= spiritual tradition within the judeo-christian tradition, developed by Matthew Fox, with a focus on the relationship between humanity and the natural world
"In the Via Positiva: in the awe, wonder, and mystery of nature and of all beings, each of whom is a “word of God.”
In the Via Negativa: in darkness and nothingness, in the silence and emptying, in the letting go and letting be, and in the pain and suffering that constitute an equally real part of our spiritual journey.
In the Via Creativa: in our generativity, we cocreate with God; in our imaginative output, we trust our images enough to birth them and ride them into existence.
In the Via Transformativa: in the relief of suffering, in the combatting of injustice, in the struggle for homeostasis, for balance in society and history, and in the celebration that happens when persons struggling for justice and trying to live in mutuality come together to praise and give thanks for the gift of being and being together.

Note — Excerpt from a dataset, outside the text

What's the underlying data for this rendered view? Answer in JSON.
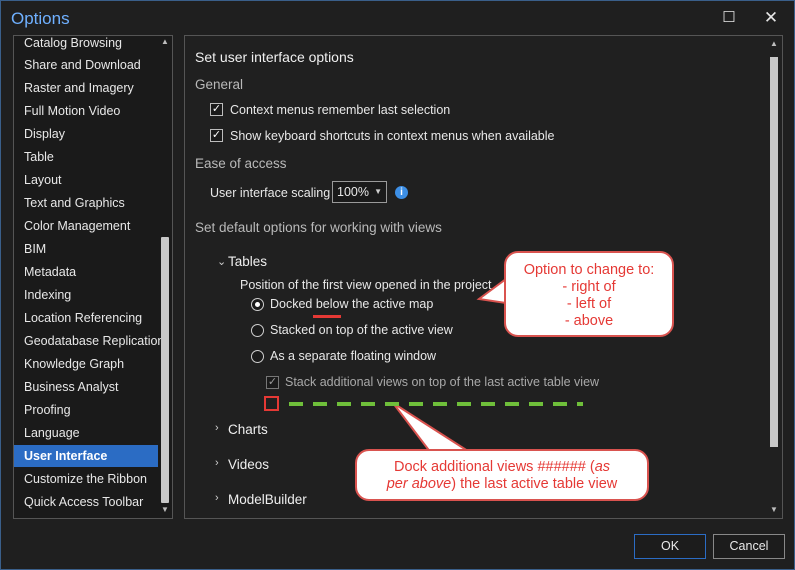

Since I’ve been teaching them for forty years, I’ve had a lot of feedback from so many different kinds of people, and I find that they validate not only individuals’ experiences but the lineage. They validate the naming of archetypal religious icons that are still useful to us, whether we’re talking in Christian language about the cross or about the resurrection, or about the mystical experience that creation is, or about compassion. But I find that they work across the board, and they help to explain when our spiritual practices are just one experience of the spiritual journey—such as, for example, the process of emptying, the process of silence, and so forth—as valid and important as that is, it’s only one part of the journey. So, these Four Paths give us an integrated conceptual framework that can help us create a well-integrated spiritual life."